◆ Exercise input ◆
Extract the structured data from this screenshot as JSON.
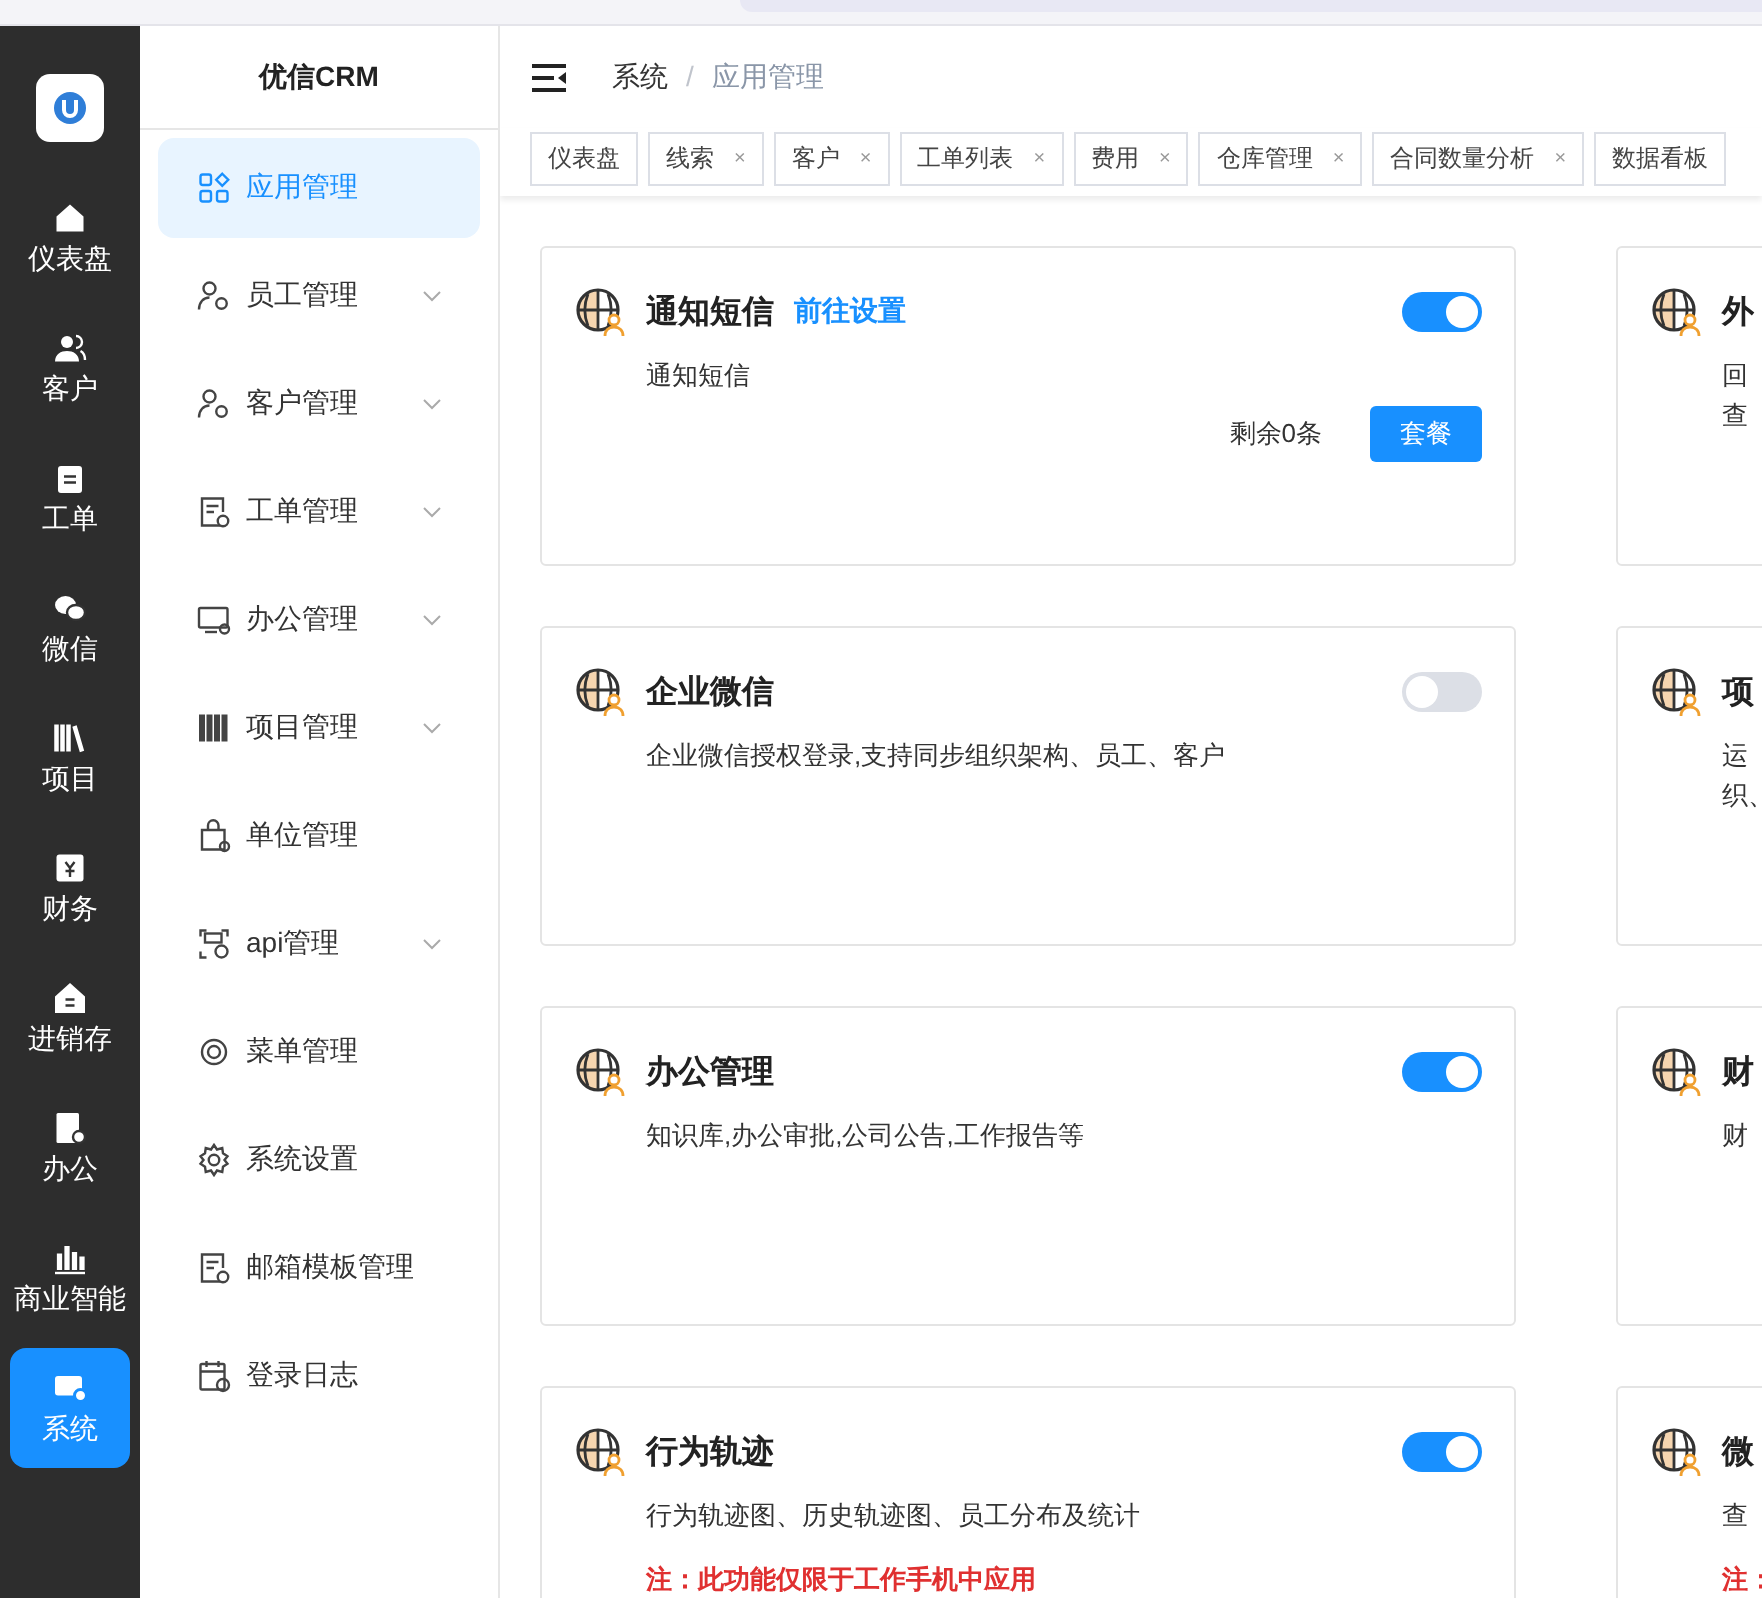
{
  "rail": {
    "items": [
      {
        "label": "仪表盘",
        "selected": false
      },
      {
        "label": "客户",
        "selected": false
      },
      {
        "label": "工单",
        "selected": false
      },
      {
        "label": "微信",
        "selected": false
      },
      {
        "label": "项目",
        "selected": false
      },
      {
        "label": "财务",
        "selected": false
      },
      {
        "label": "进销存",
        "selected": false
      },
      {
        "label": "办公",
        "selected": false
      },
      {
        "label": "商业智能",
        "selected": false
      },
      {
        "label": "系统",
        "selected": true
      }
    ]
  },
  "sidebar": {
    "title": "优信CRM",
    "items": [
      {
        "label": "应用管理",
        "expandable": false,
        "selected": true
      },
      {
        "label": "员工管理",
        "expandable": true,
        "selected": false
      },
      {
        "label": "客户管理",
        "expandable": true,
        "selected": false
      },
      {
        "label": "工单管理",
        "expandable": true,
        "selected": false
      },
      {
        "label": "办公管理",
        "expandable": true,
        "selected": false
      },
      {
        "label": "项目管理",
        "expandable": true,
        "selected": false
      },
      {
        "label": "单位管理",
        "expandable": false,
        "selected": false
      },
      {
        "label": "api管理",
        "expandable": true,
        "selected": false
      },
      {
        "label": "菜单管理",
        "expandable": false,
        "selected": false
      },
      {
        "label": "系统设置",
        "expandable": false,
        "selected": false
      },
      {
        "label": "邮箱模板管理",
        "expandable": false,
        "selected": false
      },
      {
        "label": "登录日志",
        "expandable": false,
        "selected": false
      }
    ]
  },
  "breadcrumb": {
    "items": [
      "系统",
      "应用管理"
    ],
    "separator": "/"
  },
  "tabs": [
    {
      "label": "仪表盘"
    },
    {
      "label": "线索",
      "close": "×"
    },
    {
      "label": "客户",
      "close": "×"
    },
    {
      "label": "工单列表",
      "close": "×"
    },
    {
      "label": "费用",
      "close": "×"
    },
    {
      "label": "仓库管理",
      "close": "×"
    },
    {
      "label": "合同数量分析",
      "close": "×"
    },
    {
      "label": "数据看板"
    }
  ],
  "cards": [
    {
      "title": "通知短信",
      "link": "前往设置",
      "on": true,
      "description": [
        "通知短信"
      ],
      "footer": {
        "text": "剩余0条",
        "button": "套餐"
      }
    },
    {
      "title": "外",
      "description": [
        "回",
        "查"
      ]
    },
    {
      "title": "企业微信",
      "on": false,
      "description": [
        "企业微信授权登录,支持同步组织架构、员工、客户"
      ]
    },
    {
      "title": "项",
      "description": [
        "运",
        "织、"
      ]
    },
    {
      "title": "办公管理",
      "on": true,
      "description": [
        "知识库,办公审批,公司公告,工作报告等"
      ]
    },
    {
      "title": "财",
      "description": [
        "财"
      ]
    },
    {
      "title": "行为轨迹",
      "on": true,
      "description": [
        "行为轨迹图、历史轨迹图、员工分布及统计"
      ],
      "note": "注：此功能仅限于工作手机中应用"
    },
    {
      "title": "微",
      "description": [
        "查"
      ],
      "note": "注："
    }
  ]
}
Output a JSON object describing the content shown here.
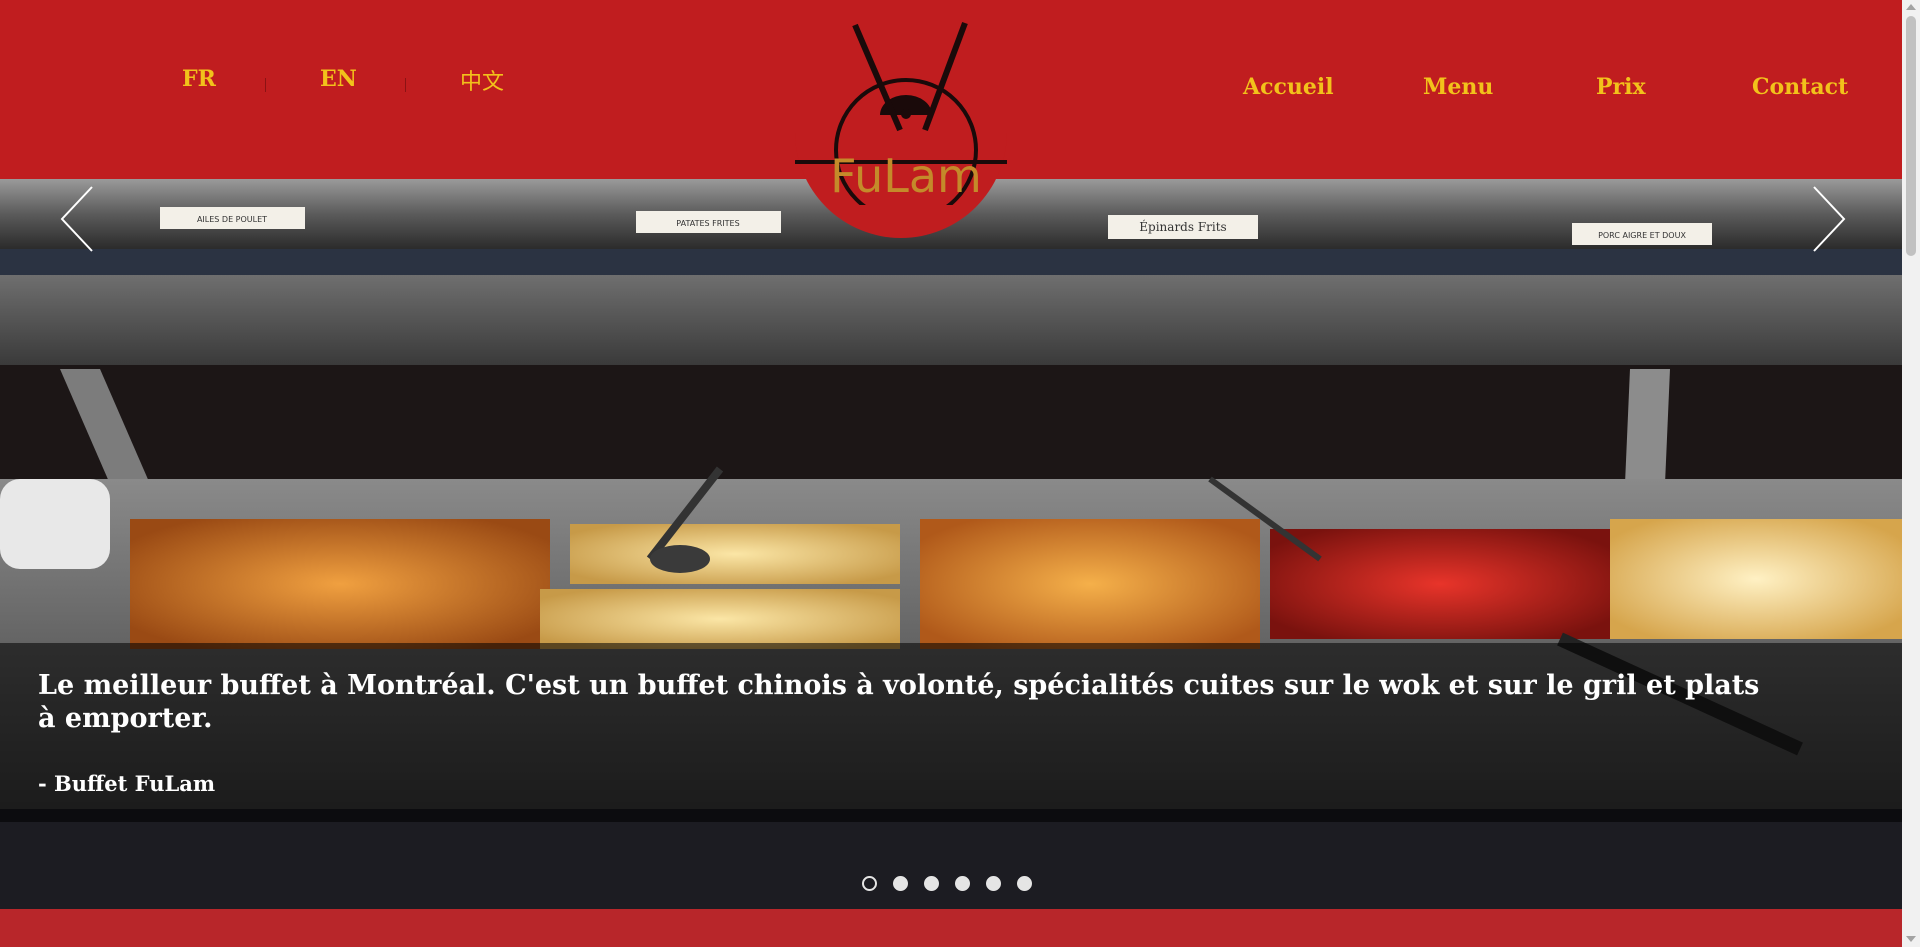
{
  "header": {
    "languages": [
      {
        "label": "FR"
      },
      {
        "label": "EN"
      },
      {
        "label": "中文"
      }
    ],
    "logo": {
      "text": "FuLam"
    },
    "nav": [
      {
        "label": "Accueil"
      },
      {
        "label": "Menu"
      },
      {
        "label": "Prix"
      },
      {
        "label": "Contact"
      }
    ]
  },
  "slider": {
    "caption": "Le meilleur buffet à Montréal. C'est un buffet chinois à volonté, spécialités cuites sur le wok et sur le gril et plats à emporter.",
    "author": "- Buffet FuLam",
    "prev_icon": "chevron-left-icon",
    "next_icon": "chevron-right-icon",
    "slide_count": 6,
    "active_slide": 1,
    "signs": [
      "AILES DE POULET",
      "PATATES FRITES",
      "Épinards Frits",
      "PORC AIGRE ET DOUX"
    ]
  },
  "colors": {
    "brand_red": "#c01d1f",
    "accent_gold": "#f2c21b",
    "band_red": "#b8262a"
  }
}
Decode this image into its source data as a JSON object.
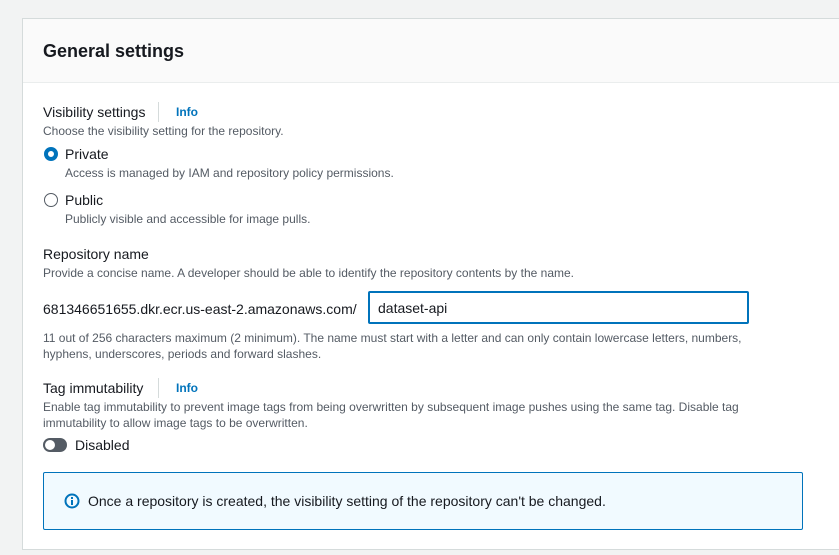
{
  "panel": {
    "title": "General settings"
  },
  "visibility": {
    "label": "Visibility settings",
    "info_link": "Info",
    "description": "Choose the visibility setting for the repository.",
    "options": [
      {
        "label": "Private",
        "description": "Access is managed by IAM and repository policy permissions.",
        "selected": true
      },
      {
        "label": "Public",
        "description": "Publicly visible and accessible for image pulls.",
        "selected": false
      }
    ]
  },
  "repository_name": {
    "label": "Repository name",
    "description": "Provide a concise name. A developer should be able to identify the repository contents by the name.",
    "prefix": "681346651655.dkr.ecr.us-east-2.amazonaws.com/",
    "value": "dataset-api",
    "constraint_line1": "11 out of 256 characters maximum (2 minimum). The name must start with a letter and can only contain lowercase letters, numbers,",
    "constraint_line2": "hyphens, underscores, periods and forward slashes."
  },
  "tag_immutability": {
    "label": "Tag immutability",
    "info_link": "Info",
    "description_line1": "Enable tag immutability to prevent image tags from being overwritten by subsequent image pushes using the same tag. Disable tag",
    "description_line2": "immutability to allow image tags to be overwritten.",
    "toggle_label": "Disabled",
    "enabled": false
  },
  "alert": {
    "icon": "info-circle-icon",
    "message": "Once a repository is created, the visibility setting of the repository can't be changed."
  },
  "colors": {
    "accent": "#0073bb",
    "text": "#16191f",
    "secondary_text": "#545b64",
    "alert_background": "#f1faff"
  }
}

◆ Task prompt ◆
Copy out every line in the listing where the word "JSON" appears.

◆ Final answer ◆
Extract the structured data from this screenshot as JSON.
Output a JSON object describing the content shown here.
Decode this image into its source data as a JSON object.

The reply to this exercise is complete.